What needs to be done: Which lines in the records below contain the word "name"? Copy each one out.
[Data provided]
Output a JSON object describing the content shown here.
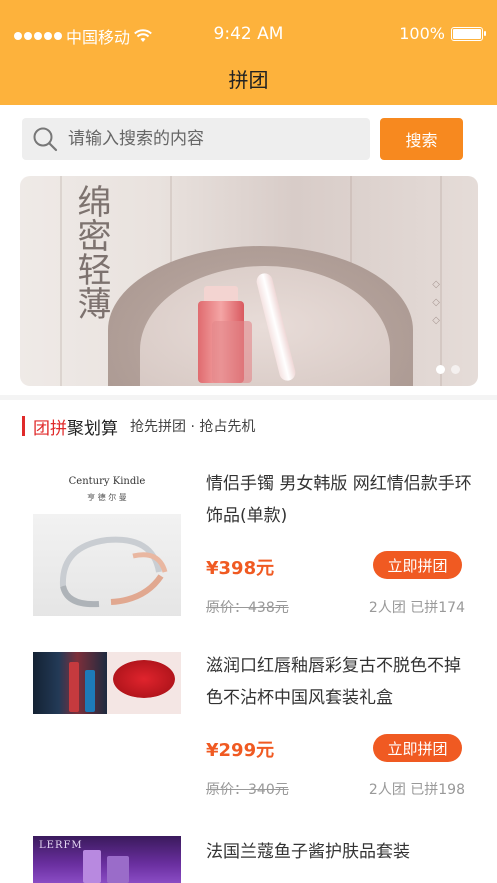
{
  "status": {
    "carrier": "中国移动",
    "time": "9:42 AM",
    "battery": "100%"
  },
  "header": {
    "title": "拼团"
  },
  "search": {
    "placeholder": "请输入搜索的内容",
    "button": "搜索"
  },
  "banner": {
    "vertical_title": "绵密轻薄",
    "page_count": 2,
    "active_page": 1
  },
  "section": {
    "title_red": "团拼",
    "title_black": "聚划算",
    "subtitle": "抢先拼团 · 抢占先机"
  },
  "products": [
    {
      "name": "情侣手镯 男女韩版 网红情侣款手环饰品(单款)",
      "price": "¥398元",
      "buy": "立即拼团",
      "original": "原价：438元",
      "meta": "2人团 已拼174",
      "brand": "Century Kindle",
      "brand_sub": "亨 德 尔 曼"
    },
    {
      "name": "滋润口红唇釉唇彩复古不脱色不掉色不沾杯中国风套装礼盒",
      "price": "¥299元",
      "buy": "立即拼团",
      "original": "原价：340元",
      "meta": "2人团 已拼198"
    },
    {
      "name": "法国兰蔻鱼子酱护肤品套装",
      "brand": "LERFM"
    }
  ]
}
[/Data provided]
Answer area:
      "name": "情侣手镯 男女韩版 网红情侣款手环饰品(单款)",
      "name": "滋润口红唇釉唇彩复古不脱色不掉色不沾杯中国风套装礼盒",
      "name": "法国兰蔻鱼子酱护肤品套装",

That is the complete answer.